Maintain and improve the mobility of people by optimising traffic and transport networks.
What does it take to minimise delays in a public transport system? And how can you improve traffic flows and reduce traffic jams? But also: how can you design a city in such a way that it encourages cycling behaviour and reduces the use of cars? And can you come up with a system that keeps rural areas without public transport connections easily accessible? Mobility and transportation are an important part of our everyday life – and in today’s society, it comes with a lot of challenges. The specialisation in Transport Engineering & Management (TEM) focuses on improving our mobility and transport networks (for car, public transport, freight, etc.) to make transport more efficient, safe and sustainable.
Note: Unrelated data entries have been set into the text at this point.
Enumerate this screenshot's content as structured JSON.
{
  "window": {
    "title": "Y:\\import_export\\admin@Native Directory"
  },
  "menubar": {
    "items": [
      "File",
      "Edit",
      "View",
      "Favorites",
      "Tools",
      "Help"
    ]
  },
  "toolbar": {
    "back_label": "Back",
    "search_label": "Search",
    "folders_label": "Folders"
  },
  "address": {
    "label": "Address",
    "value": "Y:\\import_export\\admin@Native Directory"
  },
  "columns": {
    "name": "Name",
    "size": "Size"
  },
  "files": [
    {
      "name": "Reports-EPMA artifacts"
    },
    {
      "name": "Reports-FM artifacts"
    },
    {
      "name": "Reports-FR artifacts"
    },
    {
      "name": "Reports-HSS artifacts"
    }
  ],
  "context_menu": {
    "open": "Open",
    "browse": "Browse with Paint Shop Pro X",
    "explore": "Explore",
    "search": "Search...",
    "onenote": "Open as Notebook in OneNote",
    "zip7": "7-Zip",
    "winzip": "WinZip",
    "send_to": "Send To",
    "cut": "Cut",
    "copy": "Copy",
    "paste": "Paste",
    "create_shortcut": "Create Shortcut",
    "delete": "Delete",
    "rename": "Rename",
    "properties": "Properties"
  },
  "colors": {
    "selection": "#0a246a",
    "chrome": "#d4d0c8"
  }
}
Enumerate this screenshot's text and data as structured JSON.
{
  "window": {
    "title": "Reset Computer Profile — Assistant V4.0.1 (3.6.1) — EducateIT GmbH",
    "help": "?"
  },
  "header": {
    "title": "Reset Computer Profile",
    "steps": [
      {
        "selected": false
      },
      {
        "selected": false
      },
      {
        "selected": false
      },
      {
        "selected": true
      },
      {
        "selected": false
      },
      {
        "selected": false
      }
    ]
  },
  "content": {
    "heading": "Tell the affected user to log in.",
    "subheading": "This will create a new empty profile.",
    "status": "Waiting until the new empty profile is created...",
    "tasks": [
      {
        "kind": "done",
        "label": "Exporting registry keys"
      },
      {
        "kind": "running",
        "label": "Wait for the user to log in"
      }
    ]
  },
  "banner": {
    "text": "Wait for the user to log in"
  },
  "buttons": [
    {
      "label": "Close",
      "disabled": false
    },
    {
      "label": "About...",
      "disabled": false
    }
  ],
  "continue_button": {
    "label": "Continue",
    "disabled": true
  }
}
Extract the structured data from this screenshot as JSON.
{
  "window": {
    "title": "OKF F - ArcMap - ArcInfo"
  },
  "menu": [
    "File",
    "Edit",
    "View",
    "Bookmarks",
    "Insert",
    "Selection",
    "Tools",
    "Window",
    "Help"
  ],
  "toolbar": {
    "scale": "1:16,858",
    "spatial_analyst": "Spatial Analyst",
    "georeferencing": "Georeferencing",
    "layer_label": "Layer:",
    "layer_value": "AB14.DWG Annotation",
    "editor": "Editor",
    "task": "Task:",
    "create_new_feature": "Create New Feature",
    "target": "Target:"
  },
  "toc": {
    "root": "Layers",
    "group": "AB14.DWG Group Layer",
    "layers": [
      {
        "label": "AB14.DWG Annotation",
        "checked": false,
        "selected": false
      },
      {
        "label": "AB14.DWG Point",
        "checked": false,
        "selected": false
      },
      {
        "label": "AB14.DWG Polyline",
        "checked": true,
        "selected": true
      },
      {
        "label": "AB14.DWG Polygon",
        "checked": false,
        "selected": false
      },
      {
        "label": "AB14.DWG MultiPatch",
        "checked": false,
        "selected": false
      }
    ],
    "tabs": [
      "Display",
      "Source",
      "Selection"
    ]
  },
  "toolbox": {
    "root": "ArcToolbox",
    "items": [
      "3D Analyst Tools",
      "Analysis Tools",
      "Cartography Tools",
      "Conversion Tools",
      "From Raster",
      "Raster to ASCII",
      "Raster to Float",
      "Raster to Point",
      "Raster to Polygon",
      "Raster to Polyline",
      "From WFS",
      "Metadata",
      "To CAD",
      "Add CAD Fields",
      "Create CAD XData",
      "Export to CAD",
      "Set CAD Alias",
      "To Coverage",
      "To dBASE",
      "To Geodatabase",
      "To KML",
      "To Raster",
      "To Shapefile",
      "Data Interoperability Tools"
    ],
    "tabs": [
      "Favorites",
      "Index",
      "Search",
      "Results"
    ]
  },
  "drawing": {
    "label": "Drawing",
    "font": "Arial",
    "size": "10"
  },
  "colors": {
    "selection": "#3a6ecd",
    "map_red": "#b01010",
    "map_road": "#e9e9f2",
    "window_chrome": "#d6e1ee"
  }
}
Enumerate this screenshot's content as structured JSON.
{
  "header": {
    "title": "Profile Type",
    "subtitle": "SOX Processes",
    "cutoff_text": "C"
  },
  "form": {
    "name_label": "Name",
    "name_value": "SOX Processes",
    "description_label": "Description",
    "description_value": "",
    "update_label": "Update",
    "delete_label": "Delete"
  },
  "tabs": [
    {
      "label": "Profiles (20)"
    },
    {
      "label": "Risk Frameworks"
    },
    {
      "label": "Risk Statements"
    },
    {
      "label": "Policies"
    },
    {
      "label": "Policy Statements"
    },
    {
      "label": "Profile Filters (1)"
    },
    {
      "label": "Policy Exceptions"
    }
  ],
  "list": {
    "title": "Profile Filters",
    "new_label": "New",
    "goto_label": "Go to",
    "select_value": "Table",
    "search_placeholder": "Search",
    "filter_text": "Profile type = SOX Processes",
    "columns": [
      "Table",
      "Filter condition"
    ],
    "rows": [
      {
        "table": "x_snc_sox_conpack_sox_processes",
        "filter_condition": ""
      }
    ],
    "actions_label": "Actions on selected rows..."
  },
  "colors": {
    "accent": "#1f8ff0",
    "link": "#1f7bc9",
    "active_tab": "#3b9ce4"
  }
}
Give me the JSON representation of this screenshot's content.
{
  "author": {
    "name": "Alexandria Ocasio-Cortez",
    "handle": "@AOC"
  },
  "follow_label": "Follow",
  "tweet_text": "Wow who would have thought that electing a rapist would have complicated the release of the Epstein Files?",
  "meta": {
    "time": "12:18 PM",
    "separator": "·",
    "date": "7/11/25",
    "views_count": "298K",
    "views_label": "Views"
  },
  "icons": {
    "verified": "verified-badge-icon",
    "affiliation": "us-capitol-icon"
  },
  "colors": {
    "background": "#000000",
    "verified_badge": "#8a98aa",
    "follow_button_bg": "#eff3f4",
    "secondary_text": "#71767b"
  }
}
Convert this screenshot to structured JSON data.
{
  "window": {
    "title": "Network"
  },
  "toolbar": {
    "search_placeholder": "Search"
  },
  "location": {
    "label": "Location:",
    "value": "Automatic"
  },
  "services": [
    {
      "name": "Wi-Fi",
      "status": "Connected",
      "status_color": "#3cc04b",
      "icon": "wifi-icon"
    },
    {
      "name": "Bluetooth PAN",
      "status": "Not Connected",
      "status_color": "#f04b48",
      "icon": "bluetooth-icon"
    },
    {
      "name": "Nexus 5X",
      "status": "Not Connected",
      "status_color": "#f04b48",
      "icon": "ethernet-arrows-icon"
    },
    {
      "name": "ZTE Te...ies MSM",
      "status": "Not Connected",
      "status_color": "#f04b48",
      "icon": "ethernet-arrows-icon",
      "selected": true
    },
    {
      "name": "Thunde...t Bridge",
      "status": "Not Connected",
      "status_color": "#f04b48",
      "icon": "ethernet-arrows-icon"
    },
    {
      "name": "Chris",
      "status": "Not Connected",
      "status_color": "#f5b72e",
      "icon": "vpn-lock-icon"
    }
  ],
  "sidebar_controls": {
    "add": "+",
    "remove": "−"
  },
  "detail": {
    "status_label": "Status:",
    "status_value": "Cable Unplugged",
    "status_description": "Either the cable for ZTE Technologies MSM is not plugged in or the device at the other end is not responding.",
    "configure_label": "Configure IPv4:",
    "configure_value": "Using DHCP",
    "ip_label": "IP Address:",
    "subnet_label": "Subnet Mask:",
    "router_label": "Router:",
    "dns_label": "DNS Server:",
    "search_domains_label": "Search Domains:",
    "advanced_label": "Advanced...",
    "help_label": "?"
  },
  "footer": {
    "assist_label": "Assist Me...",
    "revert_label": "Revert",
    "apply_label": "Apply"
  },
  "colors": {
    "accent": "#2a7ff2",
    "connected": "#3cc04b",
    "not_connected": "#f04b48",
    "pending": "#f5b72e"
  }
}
As a student of this specialisation, you can choose between two profiles:
This specialisation covers the engineering, socio-economic, spatial, and environmental aspects of traffic and transport systems, and will teach you about various aspects of human behaviour related to their potential use. You will learn to understand and quantify travel behaviour (e.g. choice of transport mode, route, or time of travel) and use this information in improving transport and traffic systems, making smart use of infrastructural assets. The profile Transport & Logistics focuses on the mathematical modelling of traffic flows, data science and other quantitative analyses, and on the other hand, the profile Integrated Urban Transport focuses on the societal impacts of transport (such as traffic safety, sustainability, etc), policy processes, relationships between transport and urban developments and insights from psychology on how people travel.
This specialisation does not just teach you how to optimise transport and traffic systems in terms of efficiency and smoothness of traffic flows, but also to improve aspects such as safety, sustainability, or inclusivity. You might for example contribute to the development of e-bikes with a smart speed adaptation system, lowering the risk of accidents. Or you could focus on reducing the CO2 emissions of trucks by designing a traffic light system that gives them priority, allowing them to make it through an intersection without stopping and therefore consuming less fuel. And what about making app-based shared vehicle services (e.g. shared scooters or bikes) more socially inclusive and available to anyone – also people without smartphones? The range of challenges you can come across is nearly endless and highly diverse.
As a graduate of this Master’s and this specialisation, you have acquired specific, scientific knowledge, skills and values, which you can put to good use in your future job.
Is this specialisation not exactly what you are looking for? Maybe one of the other specialisations suits you better. Or find out more about these other master’s: